Synonym study

1. See ado.
Dictionary.com Unabridged Based on the Random House Unabridged Dictionary, © Random House, Inc. 2018
British Dictionary definitions for commotional

commotion

noun
  1. violent disturbance; upheaval
  2. political insurrection; disorder
  3. a confused noise; din
Derived Formscommotional, adjective

Word Origin

C15: from Latin commōtiō, from commovēre to throw into disorder, from com- (intensive) + movēre to move
Collins English Dictionary - Complete & Unabridged 2012 Digital Edition © William Collins Sons & Co. Ltd. 1979, 1986 © HarperCollins Publishers 1998, 2000, 2003, 2005, 2006, 2007, 2009, 2012

Word Origin and History for commotional

commotion

n.

late 14c., from Middle French commocion "violent motion, agitation" (12c., Modern French commotion), from Latin commotionem (nominative commotio) "violent motion, agitation," noun of action from past participle stem of commovere "to move, disturb," from com- "together," or "thoroughly" (see com-) + movere "to move" (see move (v.)).
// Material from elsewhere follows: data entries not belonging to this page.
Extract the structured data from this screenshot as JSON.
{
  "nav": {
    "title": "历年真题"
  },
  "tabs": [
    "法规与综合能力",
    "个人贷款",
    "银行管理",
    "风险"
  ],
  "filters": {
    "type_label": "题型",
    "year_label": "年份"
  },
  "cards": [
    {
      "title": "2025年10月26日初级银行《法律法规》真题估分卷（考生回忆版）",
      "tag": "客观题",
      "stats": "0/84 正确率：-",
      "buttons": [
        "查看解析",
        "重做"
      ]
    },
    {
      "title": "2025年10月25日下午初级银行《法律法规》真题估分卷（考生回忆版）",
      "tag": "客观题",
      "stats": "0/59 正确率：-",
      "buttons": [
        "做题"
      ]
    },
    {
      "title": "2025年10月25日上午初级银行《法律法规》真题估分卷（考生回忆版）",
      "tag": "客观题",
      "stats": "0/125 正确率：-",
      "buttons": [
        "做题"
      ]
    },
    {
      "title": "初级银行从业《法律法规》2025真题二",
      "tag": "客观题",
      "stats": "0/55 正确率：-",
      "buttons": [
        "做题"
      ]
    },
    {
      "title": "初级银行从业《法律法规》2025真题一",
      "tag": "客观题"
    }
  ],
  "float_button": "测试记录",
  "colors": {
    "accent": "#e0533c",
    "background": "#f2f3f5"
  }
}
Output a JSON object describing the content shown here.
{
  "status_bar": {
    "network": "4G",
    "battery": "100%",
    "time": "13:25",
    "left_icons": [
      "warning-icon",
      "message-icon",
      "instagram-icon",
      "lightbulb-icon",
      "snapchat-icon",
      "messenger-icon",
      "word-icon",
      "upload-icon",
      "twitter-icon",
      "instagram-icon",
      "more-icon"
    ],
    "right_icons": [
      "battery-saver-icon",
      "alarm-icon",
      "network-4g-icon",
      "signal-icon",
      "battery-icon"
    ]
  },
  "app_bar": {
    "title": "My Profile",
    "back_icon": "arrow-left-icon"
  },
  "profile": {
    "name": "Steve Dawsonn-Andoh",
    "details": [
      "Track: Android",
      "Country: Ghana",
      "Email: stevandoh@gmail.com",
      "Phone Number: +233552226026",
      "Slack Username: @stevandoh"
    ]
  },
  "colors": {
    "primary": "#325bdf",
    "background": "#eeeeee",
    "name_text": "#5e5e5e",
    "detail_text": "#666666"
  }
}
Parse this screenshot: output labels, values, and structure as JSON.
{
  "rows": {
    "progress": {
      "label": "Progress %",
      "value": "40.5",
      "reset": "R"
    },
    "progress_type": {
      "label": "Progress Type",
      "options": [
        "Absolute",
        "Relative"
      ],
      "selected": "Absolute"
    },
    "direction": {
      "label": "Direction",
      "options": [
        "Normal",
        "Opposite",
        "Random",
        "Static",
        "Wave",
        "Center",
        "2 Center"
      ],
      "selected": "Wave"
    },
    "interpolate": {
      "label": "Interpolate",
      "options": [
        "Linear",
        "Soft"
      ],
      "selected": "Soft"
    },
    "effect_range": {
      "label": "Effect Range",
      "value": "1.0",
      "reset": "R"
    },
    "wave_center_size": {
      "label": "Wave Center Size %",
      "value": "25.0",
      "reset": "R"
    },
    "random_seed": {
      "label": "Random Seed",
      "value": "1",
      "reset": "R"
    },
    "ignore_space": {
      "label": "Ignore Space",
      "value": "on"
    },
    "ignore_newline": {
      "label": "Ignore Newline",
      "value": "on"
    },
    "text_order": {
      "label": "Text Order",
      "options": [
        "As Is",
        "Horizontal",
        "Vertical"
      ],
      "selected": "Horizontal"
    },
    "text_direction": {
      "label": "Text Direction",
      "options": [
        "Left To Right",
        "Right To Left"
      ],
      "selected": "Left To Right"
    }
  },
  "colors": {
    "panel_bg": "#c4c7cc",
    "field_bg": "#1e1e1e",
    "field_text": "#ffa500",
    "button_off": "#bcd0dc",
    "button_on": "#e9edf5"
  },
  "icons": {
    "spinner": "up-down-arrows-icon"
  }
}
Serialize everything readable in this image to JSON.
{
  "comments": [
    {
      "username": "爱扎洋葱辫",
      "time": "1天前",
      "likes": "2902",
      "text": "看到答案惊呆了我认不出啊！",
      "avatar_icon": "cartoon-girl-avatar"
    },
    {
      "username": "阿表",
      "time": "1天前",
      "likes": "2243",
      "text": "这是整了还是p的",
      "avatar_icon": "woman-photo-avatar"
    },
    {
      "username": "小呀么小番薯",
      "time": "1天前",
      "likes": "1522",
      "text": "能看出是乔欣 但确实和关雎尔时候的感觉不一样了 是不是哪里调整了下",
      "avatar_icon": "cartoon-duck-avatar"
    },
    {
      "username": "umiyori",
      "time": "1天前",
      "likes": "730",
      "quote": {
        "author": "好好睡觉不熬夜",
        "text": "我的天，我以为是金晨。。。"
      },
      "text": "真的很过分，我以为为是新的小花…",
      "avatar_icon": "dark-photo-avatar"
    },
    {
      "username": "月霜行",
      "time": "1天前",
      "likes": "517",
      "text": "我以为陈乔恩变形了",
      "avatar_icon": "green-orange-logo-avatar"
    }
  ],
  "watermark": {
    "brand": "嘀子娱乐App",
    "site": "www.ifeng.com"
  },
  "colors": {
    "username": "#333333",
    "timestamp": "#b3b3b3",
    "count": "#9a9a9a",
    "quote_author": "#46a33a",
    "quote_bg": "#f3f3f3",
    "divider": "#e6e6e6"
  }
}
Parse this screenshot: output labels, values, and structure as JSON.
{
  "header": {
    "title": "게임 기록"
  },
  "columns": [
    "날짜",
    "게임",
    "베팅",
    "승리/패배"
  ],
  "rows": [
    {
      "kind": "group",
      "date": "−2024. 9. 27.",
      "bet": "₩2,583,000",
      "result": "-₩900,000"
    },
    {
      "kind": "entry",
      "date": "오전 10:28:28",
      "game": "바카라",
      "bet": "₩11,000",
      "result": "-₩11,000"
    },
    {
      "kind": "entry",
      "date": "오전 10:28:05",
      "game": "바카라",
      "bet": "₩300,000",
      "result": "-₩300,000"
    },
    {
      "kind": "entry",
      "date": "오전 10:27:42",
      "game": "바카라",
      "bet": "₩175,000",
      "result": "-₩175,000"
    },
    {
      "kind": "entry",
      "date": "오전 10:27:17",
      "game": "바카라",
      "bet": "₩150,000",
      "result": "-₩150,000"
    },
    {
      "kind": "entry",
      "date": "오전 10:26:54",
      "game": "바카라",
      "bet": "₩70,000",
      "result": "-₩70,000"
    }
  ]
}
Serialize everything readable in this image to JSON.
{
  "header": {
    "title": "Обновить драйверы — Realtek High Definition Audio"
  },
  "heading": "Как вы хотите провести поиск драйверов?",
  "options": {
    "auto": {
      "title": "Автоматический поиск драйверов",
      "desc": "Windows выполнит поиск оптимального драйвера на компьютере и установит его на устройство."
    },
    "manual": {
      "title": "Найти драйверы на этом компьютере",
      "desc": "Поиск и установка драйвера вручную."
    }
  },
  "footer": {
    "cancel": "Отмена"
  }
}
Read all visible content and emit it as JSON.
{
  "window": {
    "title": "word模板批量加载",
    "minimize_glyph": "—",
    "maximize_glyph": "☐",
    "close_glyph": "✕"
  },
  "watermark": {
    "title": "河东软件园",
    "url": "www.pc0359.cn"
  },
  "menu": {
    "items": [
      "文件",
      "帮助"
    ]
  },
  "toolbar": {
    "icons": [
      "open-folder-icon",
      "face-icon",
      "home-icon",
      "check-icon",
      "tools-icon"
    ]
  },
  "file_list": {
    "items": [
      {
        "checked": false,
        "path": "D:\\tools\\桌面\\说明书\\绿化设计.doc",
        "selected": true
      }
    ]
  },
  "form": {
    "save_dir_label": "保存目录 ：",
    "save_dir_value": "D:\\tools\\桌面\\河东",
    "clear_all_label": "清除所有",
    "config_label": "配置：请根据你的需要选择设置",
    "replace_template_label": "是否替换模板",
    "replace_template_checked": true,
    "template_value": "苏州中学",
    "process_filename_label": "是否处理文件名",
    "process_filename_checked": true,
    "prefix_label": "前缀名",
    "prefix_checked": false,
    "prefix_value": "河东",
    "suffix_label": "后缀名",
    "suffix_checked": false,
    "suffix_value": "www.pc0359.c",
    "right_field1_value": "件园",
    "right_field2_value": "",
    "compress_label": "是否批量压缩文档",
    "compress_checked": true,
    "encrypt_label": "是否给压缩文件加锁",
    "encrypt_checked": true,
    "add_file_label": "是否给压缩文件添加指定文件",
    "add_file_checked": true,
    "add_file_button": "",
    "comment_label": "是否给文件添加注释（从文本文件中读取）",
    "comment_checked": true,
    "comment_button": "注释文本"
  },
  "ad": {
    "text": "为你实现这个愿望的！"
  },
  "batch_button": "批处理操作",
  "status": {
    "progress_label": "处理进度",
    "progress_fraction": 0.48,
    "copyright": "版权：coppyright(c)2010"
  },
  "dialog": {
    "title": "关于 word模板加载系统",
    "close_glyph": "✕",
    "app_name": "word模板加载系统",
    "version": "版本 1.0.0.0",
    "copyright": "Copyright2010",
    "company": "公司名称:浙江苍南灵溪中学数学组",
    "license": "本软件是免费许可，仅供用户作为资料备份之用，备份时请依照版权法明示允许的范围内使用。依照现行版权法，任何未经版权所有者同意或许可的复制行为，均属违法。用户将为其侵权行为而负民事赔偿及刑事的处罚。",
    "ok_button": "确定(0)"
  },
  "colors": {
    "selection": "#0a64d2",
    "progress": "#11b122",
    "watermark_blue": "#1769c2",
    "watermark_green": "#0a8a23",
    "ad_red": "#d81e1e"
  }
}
Online Etymology Dictionary, © 2010 Douglas Harper

Idioms and Phrases with commotional

commotion

The American Heritage® Idioms Dictionary Copyright © 2002, 2001, 1995 by Houghton Mifflin Harcourt Publishing Company. Published by Houghton Mifflin Harcourt Publishing Company.